One Audubon, New Jersey couple will never forget the Paul McCartney concert at Philadelphia's Citizens Bank Park on July 12. Melissa Gray, an architecture student at Drexel University, and Dylan Berwick, a NJ Transit rail traffic controller, exchanged their original tickets for even better seats. They then made signs saying, "He Said He'll Marry Me If He Meets You Paul Can He Propose" and "We Followed You for Five Shows Can I Propose" that they waved to attract the attention of the former Beatle. Naturally, the thrice married McCartney invited them on stage so Berwick could propose. Always a romantic, McCartney advised the young man "to get on one knee boy" and then hugged the couple after the proposal. The now engaged Gray called it "magical" and vowed "It's something we will remember for the rest of our lives."
Even without a wedding proposal, the audience that included Portlandia's Fred Arminsen will find it hard to forget this concert. The 74 year old McCartney, whose voice occasionally got hoarse during the night, still knows how to entertain a crowd. He bounded on stage in a blue Nehru jacket, similar to the ones which the Beatles wore in their heyday, to a vigorous "A Hard Day's Night". He promised, "Good evening, Philadelphia. It's good to be back. We are going to have a party in this place tonight- some old songs, some new songs, some in between songs. We are going to have some fun."
Unfortunately, the jacket seemed to act as a strait jacket to Sir Paul. It was only after he took it off that he really started jamming. McCartney played 38 songs from the four musical periods of his life -pre- Beatles ("In Spite of All the Danger" written by Harrison and McCartney), 23 Beatles songs, Wings, which was the band with then wife Linda McCartney, and current solo career. The performances of "Live and Let Die," which included elaborate staging with fireworks, and "Temporary Secretary" left Wings fans breathless with appreciation.
Of his newer work, the piano ballad to his new wife, Nancy Shevell, "My Valentine" was rich and full throated. His ode to his late wife Linda, "Maybe I am amazed" is always a crowd pleaser. After he performed it, the woman sitting next to me said, "Nancy, got cheated. "Maybe I am Amazed" is so much better."

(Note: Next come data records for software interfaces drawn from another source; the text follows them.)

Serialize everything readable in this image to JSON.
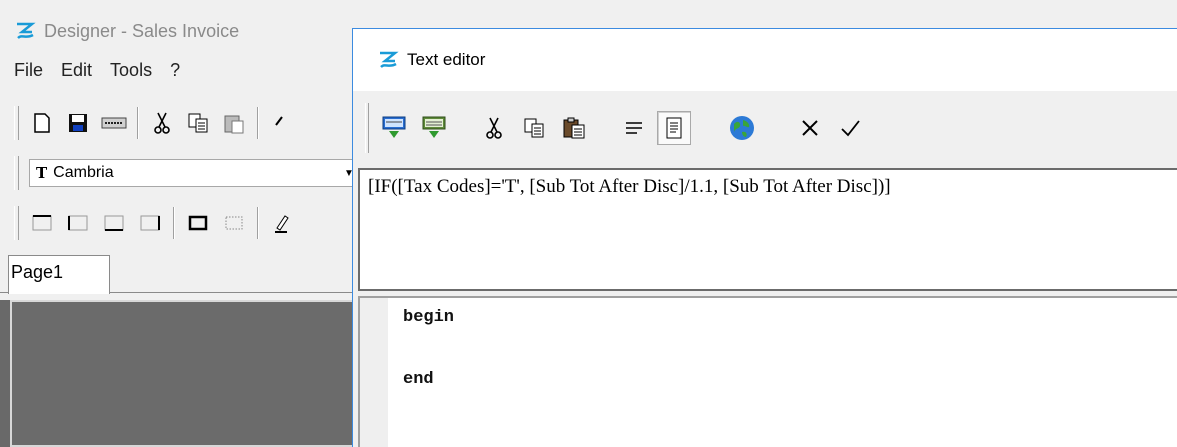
{
  "designer": {
    "title": "Designer - Sales Invoice",
    "menu": [
      "File",
      "Edit",
      "Tools",
      "?"
    ],
    "toolbar1": [
      "new-document-icon",
      "save-icon",
      "page-setup-icon",
      "cut-icon",
      "copy-icon",
      "paste-icon",
      "undo-icon"
    ],
    "font_combo": {
      "value": "Cambria",
      "icon": "T"
    },
    "toolbar3": [
      "frame-top-icon",
      "frame-left-icon",
      "frame-bottom-icon",
      "frame-right-icon",
      "frame-all-icon",
      "frame-none-icon",
      "frame-style-icon"
    ],
    "page_tab": "Page1"
  },
  "editor": {
    "title": "Text editor",
    "toolbar": [
      "insert-expression-icon",
      "insert-aggregate-icon",
      "cut-icon",
      "copy-icon",
      "paste-icon",
      "word-wrap-icon",
      "script-view-icon",
      "globe-icon",
      "cancel-icon",
      "ok-icon"
    ],
    "expression": "[IF([Tax Codes]='T', [Sub Tot After Disc]/1.1, [Sub Tot After Disc])]",
    "script": {
      "line1": "begin",
      "line2": "end"
    }
  },
  "colors": {
    "accent": "#3c8be0",
    "page_background": "#6b6b6b",
    "logo": "#1a9bd7"
  }
}
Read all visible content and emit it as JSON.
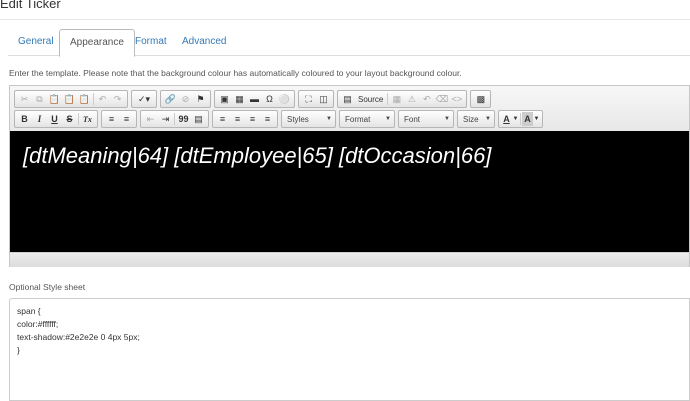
{
  "page": {
    "title": "Edit Ticker"
  },
  "tabs": [
    {
      "label": "General"
    },
    {
      "label": "Appearance",
      "active": true
    },
    {
      "label": "Format"
    },
    {
      "label": "Advanced"
    }
  ],
  "hint": "Enter the template. Please note that the background colour has automatically coloured to your layout background colour.",
  "toolbar": {
    "source_label": "Source",
    "bold": "B",
    "italic": "I",
    "underline": "U",
    "strike": "S",
    "clear_format": "Tx",
    "blockquote": "99",
    "styles_label": "Styles",
    "format_label": "Format",
    "font_label": "Font",
    "size_label": "Size",
    "text_color": "A",
    "bg_color": "A"
  },
  "editor": {
    "content": "[dtMeaning|64] [dtEmployee|65] [dtOccasion|66]",
    "background": "#000000",
    "text_color": "#ffffff"
  },
  "stylesheet": {
    "label": "Optional Style sheet",
    "value": "span {\ncolor:#ffffff;\ntext-shadow:#2e2e2e 0 4px 5px;\n}"
  }
}
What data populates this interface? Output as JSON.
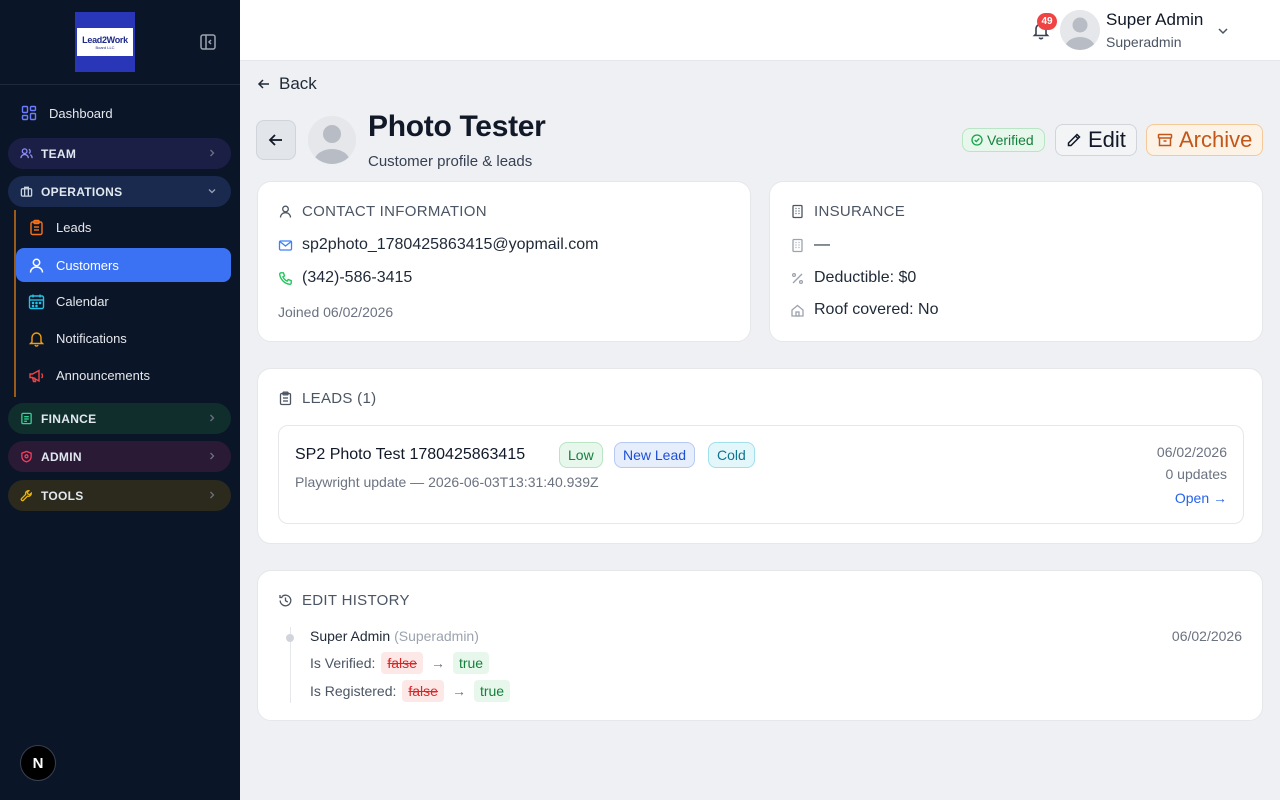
{
  "sidebar": {
    "logo": {
      "text": "Lead2Work",
      "sub": "Board LLC"
    },
    "dashboard": "Dashboard",
    "groups": {
      "team": "TEAM",
      "operations": "OPERATIONS",
      "finance": "FINANCE",
      "admin": "ADMIN",
      "tools": "TOOLS"
    },
    "operations_items": {
      "leads": "Leads",
      "customers": "Customers",
      "calendar": "Calendar",
      "notifications": "Notifications",
      "announcements": "Announcements"
    },
    "footer_badge": "N"
  },
  "header": {
    "notification_count": "49",
    "user_name": "Super Admin",
    "user_role": "Superadmin"
  },
  "page": {
    "back_label": "Back",
    "title": "Photo Tester",
    "subtitle": "Customer profile & leads",
    "verified_label": "Verified",
    "edit_label": "Edit",
    "archive_label": "Archive"
  },
  "contact": {
    "title": "CONTACT INFORMATION",
    "email": "sp2photo_1780425863415@yopmail.com",
    "phone": "(342)-586-3415",
    "joined": "Joined 06/02/2026"
  },
  "insurance": {
    "title": "INSURANCE",
    "company": "—",
    "deductible": "Deductible: $0",
    "roof_covered": "Roof covered: No"
  },
  "leads": {
    "title": "LEADS (1)",
    "items": [
      {
        "name": "SP2 Photo Test 1780425863415",
        "tags": [
          "Low",
          "New Lead",
          "Cold"
        ],
        "description": "Playwright update — 2026-06-03T13:31:40.939Z",
        "date": "06/02/2026",
        "updates": "0 updates",
        "open_label": "Open →"
      }
    ]
  },
  "history": {
    "title": "EDIT HISTORY",
    "entries": [
      {
        "author": "Super Admin",
        "role": "(Superadmin)",
        "date": "06/02/2026",
        "changes": [
          {
            "field": "Is Verified:",
            "old": "false",
            "new": "true"
          },
          {
            "field": "Is Registered:",
            "old": "false",
            "new": "true"
          }
        ]
      }
    ],
    "arrow": "→"
  },
  "colors": {
    "sidebar_bg": "#0b1528",
    "active_item": "#3b71f3",
    "verified": "#15803d",
    "archive": "#c2571a",
    "link": "#2563eb"
  }
}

Except for the Yamaha piano being too far back on the stage, the staging of the One on One tour was superb. To perform solos, such as the haunting "Blackbird," he soared above the stage on a platform. He said in his introduction to the song, "Way back in the sixties, there were a lot of troubles going on particularly in the Southern states in America over civil rights. We would hear about this on the news. I wanted to try and write a song if it ever got back to the people in places like Arkansas and Alabama, it would give them a little bit of hope for what they were going through." In case you are wondering if you are playing "Blackbird" correctly on the guitar, Sir Paul says "you all got it wrong, "
On stage, McCartney sometimes can't quite shrug off the ghosts of Beatles and wives past. He wrote the emotional "Here Today" in 1982 as a tribute to the late John Lennon. Before singing it, he reminded the audience, as he often does in his live shows, that life is sometimes too short. "Sometimes, you want to say something nice to someone, but you think I will put it off and tell him in a few days, maybe next week," said Paul. "Someday, it could be too late. I wrote this song in the form of a conversation that we never got to have."
The Beatles burst onto the international scene at a time when our collective psyche still thought anything was possible. For a brief millisecond when everyone in the sold out arena was singing "Hey Jude," it seemed those glittering times had returned. Is Paul perfect? No, but to quote another rock and roller, Stephen Stills, "Love The One You Are With." The audience on Tuesday night did just that.